Professional document destruction is a big step in ensuring your private information remains secure and unrecoverable. With that said it’s crucial that you partner with a document shredding provider who is qualified and offers service that directly complies with all privacy regulations. Almost all companies produce and circulate sensitive information, and improper disposal can not only compromise information, it can devalue your business, leak future business plans and customer details, ruin the trust of your customers and lastly, rack up an alarming amount of fines that can be difficult to recover from.
At AMS Store and Shred, we provide facility-based shredding services to several service areas in Illinois. We are NAID AAA Certified and commit to following the highest of industry standards at all times. Each of our document management processes is a reflection of the pertinent policies outlined under local and federal laws pertaining to customer privacy.
Our services comply with the following mandatory laws and regulations:
The Health Insurance Portability and Accountability Act (HIPAA) of 1996 mandates that healthcare facilities across the US act responsible in the secure electronic transmission of patient data, and the secure storage and disposal of that data.
The Fair and Accurate Credit Transaction Act (FACTA) of 2003 added new details to the federal Fair Credit Reporting Act, designed primarily to assist consumers combat the growing crime of identity theft. Accuracy, privacy, restrictions on information sharing, and new consumer rights to disclosure are included in FACTA.
The Gramm-Leach-Bliley Act (GLBA) Established in 1999, this law requires financial institutions throughout the U.S to safeguard the confidentiality and security of consumer data.
HITECH Business Associates Agreement This agreement ensures medical offices, doctor’s offices and hospitals are required to have an agreement with their document shredding company, in regards to the disposal of PHI (Protected Health Information). The other key piece of the Business Associates Agreement is the agreement that organizations will take the necessary steps to implement suitable administrative, physical and technical safety processes.
The Economic Espionage Act (EEA) Established in 1996, this states that the theft of “all types of financial, business, scientific, technical, economic, or engineering information” from a business is deemed a crime.

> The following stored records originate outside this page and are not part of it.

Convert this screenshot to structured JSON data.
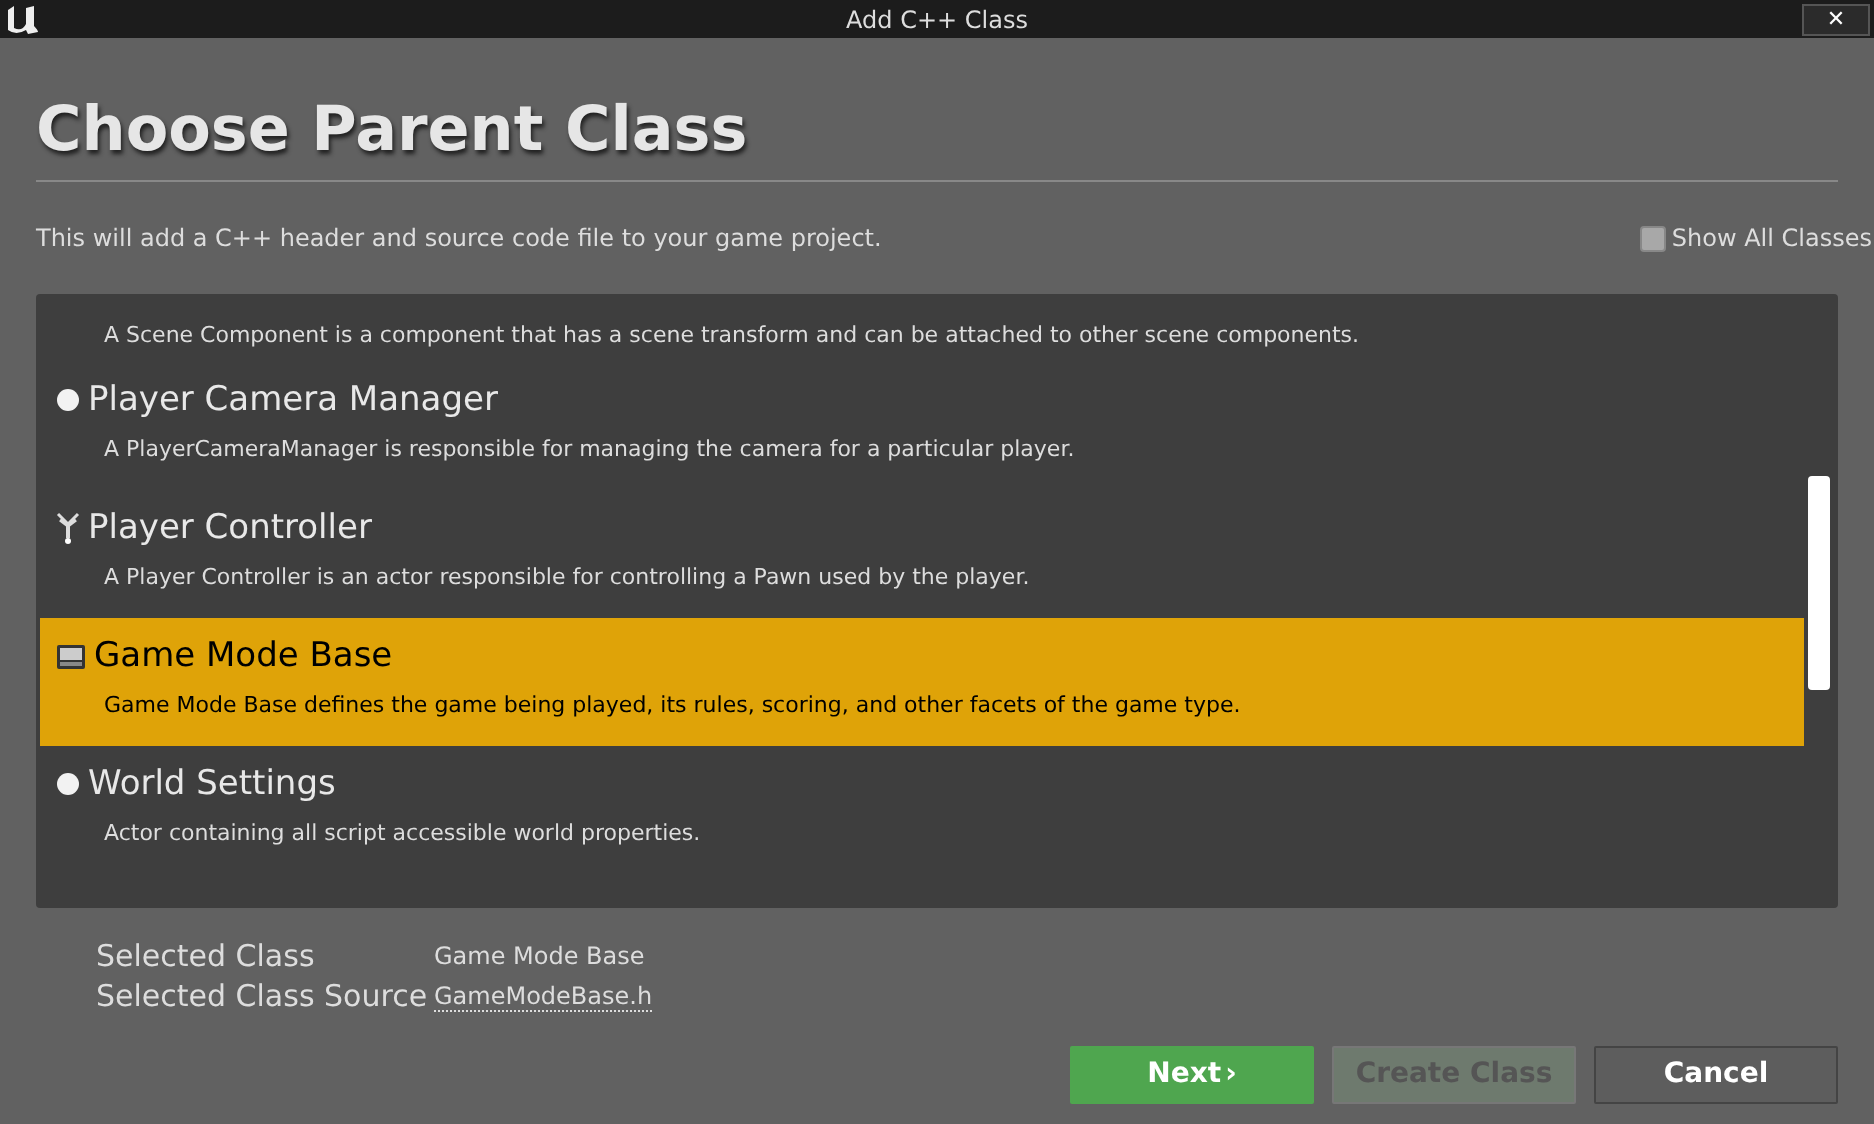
{
  "window": {
    "title": "Add C++ Class",
    "close": "✕"
  },
  "heading": "Choose Parent Class",
  "subtitle": "This will add a C++ header and source code file to your game project.",
  "show_all_classes": {
    "label": "Show All Classes",
    "checked": false
  },
  "class_list": {
    "top_description": "A Scene Component is a component that has a scene transform and can be attached to other scene components.",
    "items": [
      {
        "kind": "sphere",
        "name": "Player Camera Manager",
        "description": "A PlayerCameraManager is responsible for managing the camera for a particular player.",
        "selected": false
      },
      {
        "kind": "controller",
        "name": "Player Controller",
        "description": "A Player Controller is an actor responsible for controlling a Pawn used by the player.",
        "selected": false
      },
      {
        "kind": "game_mode",
        "name": "Game Mode Base",
        "description": "Game Mode Base defines the game being played, its rules, scoring, and other facets of the game type.",
        "selected": true
      },
      {
        "kind": "sphere",
        "name": "World Settings",
        "description": "Actor containing all script accessible world properties.",
        "selected": false
      }
    ]
  },
  "selected_class": {
    "label": "Selected Class",
    "value": "Game Mode Base"
  },
  "selected_class_source": {
    "label": "Selected Class Source",
    "value": "GameModeBase.h"
  },
  "buttons": [
    {
      "label": "Next",
      "kind": "primary",
      "disabled": false,
      "arrow": "›"
    },
    {
      "label": "Create Class",
      "kind": "secondary",
      "disabled": true
    },
    {
      "label": "Cancel",
      "kind": "secondary",
      "disabled": false
    }
  ]
}
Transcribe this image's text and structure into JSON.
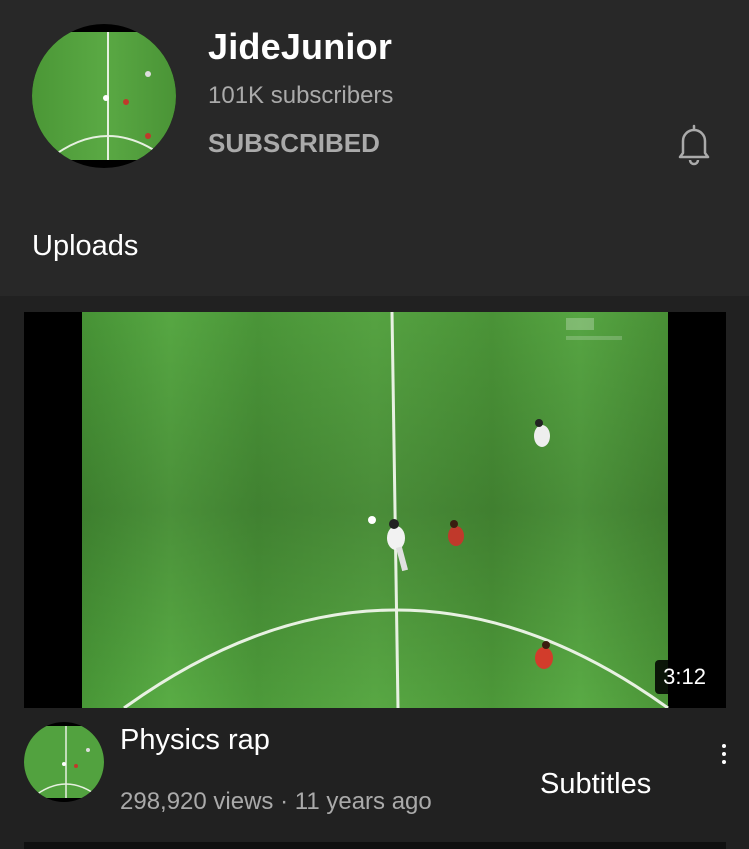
{
  "channel": {
    "name": "JideJunior",
    "subscribers": "101K subscribers",
    "subscribe_state": "SUBSCRIBED",
    "bell_icon": "bell-icon"
  },
  "section": {
    "title": "Uploads"
  },
  "video": {
    "title": "Physics rap",
    "meta": "298,920 views · 11 years ago",
    "duration": "3:12",
    "overlay_text": "Subtitles",
    "menu_icon": "more-vert-icon"
  },
  "colors": {
    "background": "#212121",
    "header_background": "#282828",
    "secondary_text": "#aaaaaa",
    "pitch_green": "#4f9a3b"
  }
}
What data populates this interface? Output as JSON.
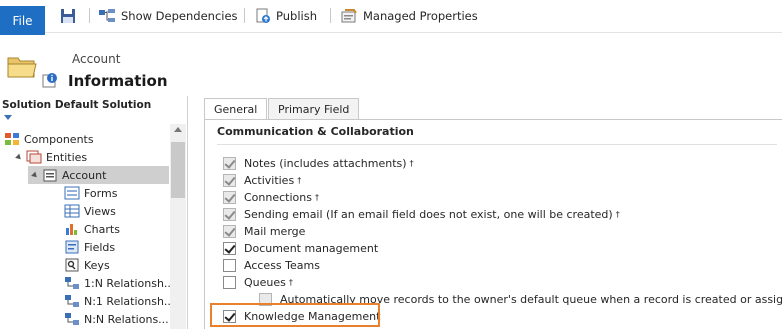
{
  "toolbar": {
    "file_label": "File",
    "save_icon": "save-icon",
    "show_dependencies_label": "Show Dependencies",
    "publish_label": "Publish",
    "managed_properties_label": "Managed Properties"
  },
  "header": {
    "entity_name": "Account",
    "title": "Information"
  },
  "nav": {
    "title": "Solution Default Solution",
    "items": [
      {
        "label": "Components",
        "icon": "components-icon",
        "level": 0
      },
      {
        "label": "Entities",
        "icon": "entities-icon",
        "level": 1
      },
      {
        "label": "Account",
        "icon": "account-icon",
        "level": 2,
        "selected": true
      },
      {
        "label": "Forms",
        "icon": "forms-icon",
        "level": 3
      },
      {
        "label": "Views",
        "icon": "views-icon",
        "level": 3
      },
      {
        "label": "Charts",
        "icon": "charts-icon",
        "level": 3
      },
      {
        "label": "Fields",
        "icon": "fields-icon",
        "level": 3
      },
      {
        "label": "Keys",
        "icon": "keys-icon",
        "level": 3
      },
      {
        "label": "1:N Relationsh...",
        "icon": "relationship-icon",
        "level": 3
      },
      {
        "label": "N:1 Relationsh...",
        "icon": "relationship-icon",
        "level": 3
      },
      {
        "label": "N:N Relations...",
        "icon": "relationship-icon",
        "level": 3
      }
    ]
  },
  "tabs": [
    {
      "label": "General",
      "active": true
    },
    {
      "label": "Primary Field",
      "active": false
    }
  ],
  "section": {
    "title": "Communication & Collaboration",
    "dagger": "†",
    "options": [
      {
        "label": "Notes (includes attachments)",
        "checked": true,
        "disabled": true,
        "dagger": true
      },
      {
        "label": "Activities",
        "checked": true,
        "disabled": true,
        "dagger": true
      },
      {
        "label": "Connections",
        "checked": true,
        "disabled": true,
        "dagger": true
      },
      {
        "label": "Sending email (If an email field does not exist, one will be created)",
        "checked": true,
        "disabled": true,
        "dagger": true
      },
      {
        "label": "Mail merge",
        "checked": true,
        "disabled": true,
        "dagger": false
      },
      {
        "label": "Document management",
        "checked": true,
        "disabled": false,
        "dagger": false
      },
      {
        "label": "Access Teams",
        "checked": false,
        "disabled": false,
        "dagger": false
      },
      {
        "label": "Queues",
        "checked": false,
        "disabled": false,
        "dagger": true
      },
      {
        "label": "Automatically move records to the owner's default queue when a record is created or assigned.",
        "checked": false,
        "disabled": true,
        "dagger": false
      },
      {
        "label": "Knowledge Management",
        "checked": true,
        "disabled": false,
        "dagger": false
      }
    ]
  },
  "colors": {
    "file_button": "#1e6fc3",
    "highlight": "#e8802d"
  }
}
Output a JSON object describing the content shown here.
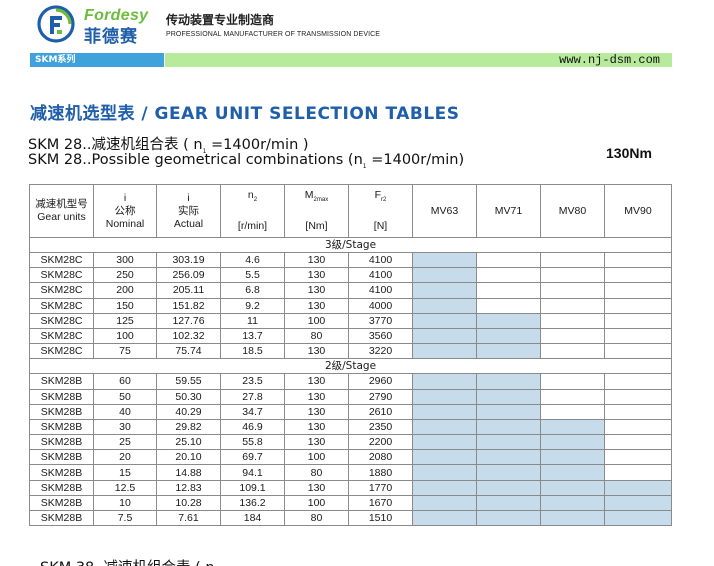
{
  "brand": {
    "name_en": "Fordesy",
    "name_cn": "菲德赛",
    "tagline_cn": "传动装置专业制造商",
    "tagline_en": "PROFESSIONAL MANUFACTURER OF TRANSMISSION DEVICE",
    "colors": {
      "green": "#6cbd3c",
      "blue": "#1f5ea8",
      "bar_blue": "#3fa2dc",
      "bar_green": "#b7ea9a",
      "cell_fill": "#c7dcea"
    }
  },
  "bar": {
    "series_label": "SKM系列",
    "url": "www.nj-dsm.com"
  },
  "title": "减速机选型表 / GEAR UNIT SELECTION TABLES",
  "subtitle_cn_pre": "SKM 28..减速机组合表 ( n",
  "subtitle_cn_sub": "1",
  "subtitle_cn_post": " =1400r/min )",
  "subtitle_en_pre": "SKM 28..Possible geometrical combinations (n",
  "subtitle_en_sub": "1",
  "subtitle_en_post": " =1400r/min)",
  "torque": "130Nm",
  "table": {
    "headers": {
      "model_cn": "减速机型号",
      "model_en": "Gear units",
      "i_nominal_sym": "i",
      "i_nominal_cn": "公称",
      "i_nominal_en": "Nominal",
      "i_actual_sym": "i",
      "i_actual_cn": "实际",
      "i_actual_en": "Actual",
      "n2_sym": "n",
      "n2_sub": "2",
      "n2_unit": "[r/min]",
      "m2_sym": "M",
      "m2_sub": "2max",
      "m2_unit": "[Nm]",
      "fr2_sym": "F",
      "fr2_sub": "r2",
      "fr2_unit": "[N]",
      "motors": [
        "MV63",
        "MV71",
        "MV80",
        "MV90"
      ]
    },
    "groups": [
      {
        "stage": "3级/Stage",
        "rows": [
          {
            "model": "SKM28C",
            "i_nom": "300",
            "i_act": "303.19",
            "n2": "4.6",
            "m2": "130",
            "fr2": "4100",
            "motors": [
              true,
              false,
              false,
              false
            ]
          },
          {
            "model": "SKM28C",
            "i_nom": "250",
            "i_act": "256.09",
            "n2": "5.5",
            "m2": "130",
            "fr2": "4100",
            "motors": [
              true,
              false,
              false,
              false
            ]
          },
          {
            "model": "SKM28C",
            "i_nom": "200",
            "i_act": "205.11",
            "n2": "6.8",
            "m2": "130",
            "fr2": "4100",
            "motors": [
              true,
              false,
              false,
              false
            ]
          },
          {
            "model": "SKM28C",
            "i_nom": "150",
            "i_act": "151.82",
            "n2": "9.2",
            "m2": "130",
            "fr2": "4000",
            "motors": [
              true,
              false,
              false,
              false
            ]
          },
          {
            "model": "SKM28C",
            "i_nom": "125",
            "i_act": "127.76",
            "n2": "11",
            "m2": "100",
            "fr2": "3770",
            "motors": [
              true,
              true,
              false,
              false
            ]
          },
          {
            "model": "SKM28C",
            "i_nom": "100",
            "i_act": "102.32",
            "n2": "13.7",
            "m2": "80",
            "fr2": "3560",
            "motors": [
              true,
              true,
              false,
              false
            ]
          },
          {
            "model": "SKM28C",
            "i_nom": "75",
            "i_act": "75.74",
            "n2": "18.5",
            "m2": "130",
            "fr2": "3220",
            "motors": [
              true,
              true,
              false,
              false
            ]
          }
        ]
      },
      {
        "stage": "2级/Stage",
        "rows": [
          {
            "model": "SKM28B",
            "i_nom": "60",
            "i_act": "59.55",
            "n2": "23.5",
            "m2": "130",
            "fr2": "2960",
            "motors": [
              true,
              true,
              false,
              false
            ]
          },
          {
            "model": "SKM28B",
            "i_nom": "50",
            "i_act": "50.30",
            "n2": "27.8",
            "m2": "130",
            "fr2": "2790",
            "motors": [
              true,
              true,
              false,
              false
            ]
          },
          {
            "model": "SKM28B",
            "i_nom": "40",
            "i_act": "40.29",
            "n2": "34.7",
            "m2": "130",
            "fr2": "2610",
            "motors": [
              true,
              true,
              false,
              false
            ]
          },
          {
            "model": "SKM28B",
            "i_nom": "30",
            "i_act": "29.82",
            "n2": "46.9",
            "m2": "130",
            "fr2": "2350",
            "motors": [
              true,
              true,
              true,
              false
            ]
          },
          {
            "model": "SKM28B",
            "i_nom": "25",
            "i_act": "25.10",
            "n2": "55.8",
            "m2": "130",
            "fr2": "2200",
            "motors": [
              true,
              true,
              true,
              false
            ]
          },
          {
            "model": "SKM28B",
            "i_nom": "20",
            "i_act": "20.10",
            "n2": "69.7",
            "m2": "100",
            "fr2": "2080",
            "motors": [
              true,
              true,
              true,
              false
            ]
          },
          {
            "model": "SKM28B",
            "i_nom": "15",
            "i_act": "14.88",
            "n2": "94.1",
            "m2": "80",
            "fr2": "1880",
            "motors": [
              true,
              true,
              true,
              false
            ]
          },
          {
            "model": "SKM28B",
            "i_nom": "12.5",
            "i_act": "12.83",
            "n2": "109.1",
            "m2": "130",
            "fr2": "1770",
            "motors": [
              true,
              true,
              true,
              true
            ]
          },
          {
            "model": "SKM28B",
            "i_nom": "10",
            "i_act": "10.28",
            "n2": "136.2",
            "m2": "100",
            "fr2": "1670",
            "motors": [
              true,
              true,
              true,
              true
            ]
          },
          {
            "model": "SKM28B",
            "i_nom": "7.5",
            "i_act": "7.61",
            "n2": "184",
            "m2": "80",
            "fr2": "1510",
            "motors": [
              true,
              true,
              true,
              true
            ]
          }
        ]
      }
    ]
  },
  "next_subtitle": "SKM 38..减速机组合表 ( n"
}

While compliance is not obligatory, should an occurrence take place, your business will be held liable if it cannot prove you took preventative measures in protecting sensitive information.
The Sarbanes-Oxley Act (SOX) Enforced in 2002, this act (Also known as SOX) states that paper and electronic files must be stored for five years. It also requires that public organizations disclose and evaluate their internal procedures. As a result, this implies that an internal document retention and document destruction policy is vital to compliance.
Failing to comply with federal laws and regulations in relation to document destruction could lead to an array of legal consequences for your business and potentially, clients. Exposing confidential information puts an individual or company at significant risk of identity theft and fraud. Everything from names, addresses, phone numbers, to credit card numbers, social security numbers, and sensitive passwords need to remain 100% protected while stored and following disposal. It’s important to understand that if these records are ever leaked mistakenly and used for fraudulent purposes, you may be found liable and your reputation is bound to suffer.
If your reputation is compromised as a result, new potential customers will be leery of doing business with your organization. There are far too many financial hardships that can occur when you improperly dispose of sensitive information; the risks are simply not worth it. Turning to a reputable shredding service ensures you are safe from data breach and information theft.